Work-related injuries reduce caregiving hours at home

In brief

  • One of the social consequences of work-related musculoskeletal disorders (MSDs) is a decrease in workers' ability to provide care to family outside of work.
  • Study participants reported a significant reduction in the amount of time spent in unpaid caregiving activities while they recovered from a work-related MSD.

Published: January 2006

Why was this study done?

Few studies have considered the implications that work-related soft-tissue injuries have on workers who provide unpaid care to family members or friends. These injuries to muscles, nerves, tendons or other soft tissues are also known as musculoskeletal disorders. As the population continues to age, more workers will have aging parents who will require care. This study was undertaken to explore and describe the impact of work-related MSDs on caregiving activities.

How was the study done?

Researchers conducted telephone surveys with 187 workers who had filed lost-time workers' compensation claims in Ontario. In this group, 90 participants (48 per cent) reported caregiving activities before their injury.

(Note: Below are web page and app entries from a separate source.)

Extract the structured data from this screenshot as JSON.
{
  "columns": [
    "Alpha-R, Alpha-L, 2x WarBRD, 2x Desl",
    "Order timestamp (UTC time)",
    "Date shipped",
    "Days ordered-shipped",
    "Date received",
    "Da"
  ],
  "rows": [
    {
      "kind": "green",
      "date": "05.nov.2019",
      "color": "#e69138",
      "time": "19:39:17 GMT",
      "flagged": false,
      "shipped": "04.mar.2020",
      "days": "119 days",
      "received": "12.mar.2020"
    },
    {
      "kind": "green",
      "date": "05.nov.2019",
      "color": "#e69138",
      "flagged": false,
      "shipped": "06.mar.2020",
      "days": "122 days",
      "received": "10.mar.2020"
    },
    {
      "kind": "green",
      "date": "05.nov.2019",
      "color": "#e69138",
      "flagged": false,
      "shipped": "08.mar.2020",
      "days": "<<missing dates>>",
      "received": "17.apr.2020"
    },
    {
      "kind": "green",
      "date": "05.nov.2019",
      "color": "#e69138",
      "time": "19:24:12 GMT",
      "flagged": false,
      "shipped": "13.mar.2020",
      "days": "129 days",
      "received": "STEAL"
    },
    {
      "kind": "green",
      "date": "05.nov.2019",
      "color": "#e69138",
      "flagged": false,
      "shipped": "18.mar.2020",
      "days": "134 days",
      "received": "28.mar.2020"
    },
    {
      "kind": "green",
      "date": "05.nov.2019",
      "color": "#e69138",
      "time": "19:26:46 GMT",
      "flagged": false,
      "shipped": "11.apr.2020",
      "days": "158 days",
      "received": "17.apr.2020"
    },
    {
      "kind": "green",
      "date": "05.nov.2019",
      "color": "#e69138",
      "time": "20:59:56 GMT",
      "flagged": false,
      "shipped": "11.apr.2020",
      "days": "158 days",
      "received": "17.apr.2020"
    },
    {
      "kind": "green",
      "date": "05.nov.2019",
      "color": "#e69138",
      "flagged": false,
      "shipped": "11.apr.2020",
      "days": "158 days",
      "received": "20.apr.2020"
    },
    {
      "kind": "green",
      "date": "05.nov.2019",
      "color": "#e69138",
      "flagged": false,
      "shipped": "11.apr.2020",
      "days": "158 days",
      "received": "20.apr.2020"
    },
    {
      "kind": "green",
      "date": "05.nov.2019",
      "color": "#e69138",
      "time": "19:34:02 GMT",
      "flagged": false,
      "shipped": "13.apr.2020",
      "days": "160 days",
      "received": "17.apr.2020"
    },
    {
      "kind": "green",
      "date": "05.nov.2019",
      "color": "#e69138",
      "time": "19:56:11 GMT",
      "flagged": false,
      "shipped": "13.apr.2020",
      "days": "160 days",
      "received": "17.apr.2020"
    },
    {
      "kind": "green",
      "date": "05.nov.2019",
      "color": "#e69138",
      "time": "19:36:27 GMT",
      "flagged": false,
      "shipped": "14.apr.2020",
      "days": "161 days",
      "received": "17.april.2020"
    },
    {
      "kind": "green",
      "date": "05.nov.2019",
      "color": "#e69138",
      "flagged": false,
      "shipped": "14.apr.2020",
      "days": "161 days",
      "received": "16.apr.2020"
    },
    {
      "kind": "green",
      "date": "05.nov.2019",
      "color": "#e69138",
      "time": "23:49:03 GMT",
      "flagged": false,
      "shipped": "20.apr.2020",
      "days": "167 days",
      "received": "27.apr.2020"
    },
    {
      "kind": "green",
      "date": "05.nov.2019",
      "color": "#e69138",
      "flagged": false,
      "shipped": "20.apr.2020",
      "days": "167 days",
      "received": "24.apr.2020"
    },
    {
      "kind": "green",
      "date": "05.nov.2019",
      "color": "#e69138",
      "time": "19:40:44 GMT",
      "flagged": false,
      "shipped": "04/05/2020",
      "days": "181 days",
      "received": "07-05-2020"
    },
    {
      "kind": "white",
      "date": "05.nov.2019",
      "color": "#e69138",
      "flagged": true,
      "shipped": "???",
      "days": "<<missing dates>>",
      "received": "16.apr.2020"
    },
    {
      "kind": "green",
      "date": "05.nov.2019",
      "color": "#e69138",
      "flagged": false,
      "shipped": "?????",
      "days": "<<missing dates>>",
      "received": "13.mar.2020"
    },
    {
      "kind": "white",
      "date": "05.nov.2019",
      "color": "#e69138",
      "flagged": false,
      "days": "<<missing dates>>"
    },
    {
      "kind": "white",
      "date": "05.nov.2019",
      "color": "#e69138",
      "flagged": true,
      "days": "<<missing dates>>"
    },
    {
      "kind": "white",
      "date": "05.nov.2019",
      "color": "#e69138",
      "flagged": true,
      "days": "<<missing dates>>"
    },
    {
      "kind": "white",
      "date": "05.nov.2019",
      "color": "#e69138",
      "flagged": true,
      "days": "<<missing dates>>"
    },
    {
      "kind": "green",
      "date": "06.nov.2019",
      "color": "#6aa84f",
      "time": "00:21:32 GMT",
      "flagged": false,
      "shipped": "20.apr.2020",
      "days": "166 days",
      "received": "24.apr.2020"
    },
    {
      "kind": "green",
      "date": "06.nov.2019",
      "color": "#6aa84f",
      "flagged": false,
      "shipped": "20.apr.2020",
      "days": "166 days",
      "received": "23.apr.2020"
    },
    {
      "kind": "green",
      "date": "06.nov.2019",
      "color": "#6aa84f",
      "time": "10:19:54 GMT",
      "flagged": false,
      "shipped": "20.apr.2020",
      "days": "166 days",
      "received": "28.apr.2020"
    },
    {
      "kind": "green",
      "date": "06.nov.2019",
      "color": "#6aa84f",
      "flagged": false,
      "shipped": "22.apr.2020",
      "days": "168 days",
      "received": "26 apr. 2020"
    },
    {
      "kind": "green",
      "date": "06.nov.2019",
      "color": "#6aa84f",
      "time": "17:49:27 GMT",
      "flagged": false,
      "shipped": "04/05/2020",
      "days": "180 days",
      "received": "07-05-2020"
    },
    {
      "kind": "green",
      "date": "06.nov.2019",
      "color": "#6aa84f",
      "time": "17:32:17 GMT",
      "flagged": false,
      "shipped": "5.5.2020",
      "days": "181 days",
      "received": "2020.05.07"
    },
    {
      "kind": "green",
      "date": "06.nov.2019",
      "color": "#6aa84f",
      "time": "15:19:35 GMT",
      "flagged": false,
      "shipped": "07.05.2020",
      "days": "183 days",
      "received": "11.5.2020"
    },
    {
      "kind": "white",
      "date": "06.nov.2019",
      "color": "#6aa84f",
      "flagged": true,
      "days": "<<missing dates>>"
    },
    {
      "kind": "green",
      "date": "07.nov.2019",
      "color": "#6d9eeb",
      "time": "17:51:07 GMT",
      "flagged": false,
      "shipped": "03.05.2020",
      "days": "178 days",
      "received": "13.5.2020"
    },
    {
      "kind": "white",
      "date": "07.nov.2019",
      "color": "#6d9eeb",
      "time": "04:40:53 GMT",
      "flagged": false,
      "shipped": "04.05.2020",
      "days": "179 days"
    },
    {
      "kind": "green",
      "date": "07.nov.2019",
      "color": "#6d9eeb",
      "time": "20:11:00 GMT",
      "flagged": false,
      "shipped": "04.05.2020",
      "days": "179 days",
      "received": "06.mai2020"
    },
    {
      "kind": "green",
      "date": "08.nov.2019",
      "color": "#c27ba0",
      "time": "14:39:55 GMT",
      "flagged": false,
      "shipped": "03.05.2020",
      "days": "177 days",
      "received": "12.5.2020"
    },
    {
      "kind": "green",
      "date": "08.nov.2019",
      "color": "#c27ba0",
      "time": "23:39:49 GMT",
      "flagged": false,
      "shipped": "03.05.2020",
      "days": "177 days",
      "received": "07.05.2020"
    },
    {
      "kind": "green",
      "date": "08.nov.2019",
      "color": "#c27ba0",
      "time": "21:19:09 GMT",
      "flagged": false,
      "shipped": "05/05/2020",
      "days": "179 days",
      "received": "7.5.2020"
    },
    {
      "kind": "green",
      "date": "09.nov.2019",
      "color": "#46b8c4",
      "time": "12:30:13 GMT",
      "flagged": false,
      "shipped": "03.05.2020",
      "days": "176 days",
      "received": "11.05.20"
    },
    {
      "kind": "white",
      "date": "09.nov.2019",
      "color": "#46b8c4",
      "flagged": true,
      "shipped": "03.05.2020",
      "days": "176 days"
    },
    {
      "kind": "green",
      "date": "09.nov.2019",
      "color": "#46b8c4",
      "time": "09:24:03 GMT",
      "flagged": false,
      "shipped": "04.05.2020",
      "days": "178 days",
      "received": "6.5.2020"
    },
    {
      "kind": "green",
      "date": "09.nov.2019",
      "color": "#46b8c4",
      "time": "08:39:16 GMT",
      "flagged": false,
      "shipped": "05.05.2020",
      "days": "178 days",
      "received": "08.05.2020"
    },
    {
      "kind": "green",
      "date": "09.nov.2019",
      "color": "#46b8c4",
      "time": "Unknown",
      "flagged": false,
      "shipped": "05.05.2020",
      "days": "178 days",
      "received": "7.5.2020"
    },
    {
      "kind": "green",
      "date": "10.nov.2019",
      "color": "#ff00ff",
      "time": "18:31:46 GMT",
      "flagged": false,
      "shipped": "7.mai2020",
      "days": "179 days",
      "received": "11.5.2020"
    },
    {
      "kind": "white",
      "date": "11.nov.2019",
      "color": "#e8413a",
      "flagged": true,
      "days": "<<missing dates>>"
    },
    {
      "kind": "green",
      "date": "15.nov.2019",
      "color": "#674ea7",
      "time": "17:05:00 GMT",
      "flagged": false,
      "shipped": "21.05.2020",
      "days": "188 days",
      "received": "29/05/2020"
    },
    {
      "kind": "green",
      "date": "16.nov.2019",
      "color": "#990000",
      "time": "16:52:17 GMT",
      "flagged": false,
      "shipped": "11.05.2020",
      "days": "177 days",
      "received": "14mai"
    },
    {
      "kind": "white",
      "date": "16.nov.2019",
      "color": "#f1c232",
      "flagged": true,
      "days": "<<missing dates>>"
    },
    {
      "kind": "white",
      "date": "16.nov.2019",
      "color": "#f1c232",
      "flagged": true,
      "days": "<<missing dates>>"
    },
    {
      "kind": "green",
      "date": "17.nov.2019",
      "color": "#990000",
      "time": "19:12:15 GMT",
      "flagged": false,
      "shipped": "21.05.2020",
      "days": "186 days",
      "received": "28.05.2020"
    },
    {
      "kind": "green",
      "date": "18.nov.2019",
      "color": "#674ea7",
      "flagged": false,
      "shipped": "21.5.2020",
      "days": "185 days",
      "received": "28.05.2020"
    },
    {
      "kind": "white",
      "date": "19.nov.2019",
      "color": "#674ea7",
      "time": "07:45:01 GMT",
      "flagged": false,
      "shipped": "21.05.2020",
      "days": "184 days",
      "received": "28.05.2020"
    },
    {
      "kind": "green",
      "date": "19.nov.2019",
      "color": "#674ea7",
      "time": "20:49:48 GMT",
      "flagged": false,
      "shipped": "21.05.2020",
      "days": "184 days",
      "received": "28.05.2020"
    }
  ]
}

Workers were asked questions about their backgrounds, including gender, education level and full- or part-time work status. They were also asked details about caregiving activities before the injury and at the time of the interview. The workers who were interviewed were found to represent the larger population of injured workers reasonably well in terms of personal and work characteristics.

What did the researchers find?

Workers reported spending an average of 5.5 fewer hours per week in caregiving activities eight months after their injury. Women showed larger decreases in the number of caregiving hours than men. One likely reason is that women had more caregiving hours before the injury. Also, individuals who were not back at work at the time of the survey had a greater drop in the number of caregiving hours.

The analysis considered the impact of the site of injury, presence of other illnesses and education levels, but these factors did not change the relationships found between change in caregiving hours, and return-to-work status and gender.

What are some strengths and weaknesses of the study?

One strength is the confidence that the results apply to a larger population, as researchers examined how well participants' characteristics matched a larger group of injured workers. However, the number of participants was small. It was also not possible to separate the participants who cared for children from those who cared for adults.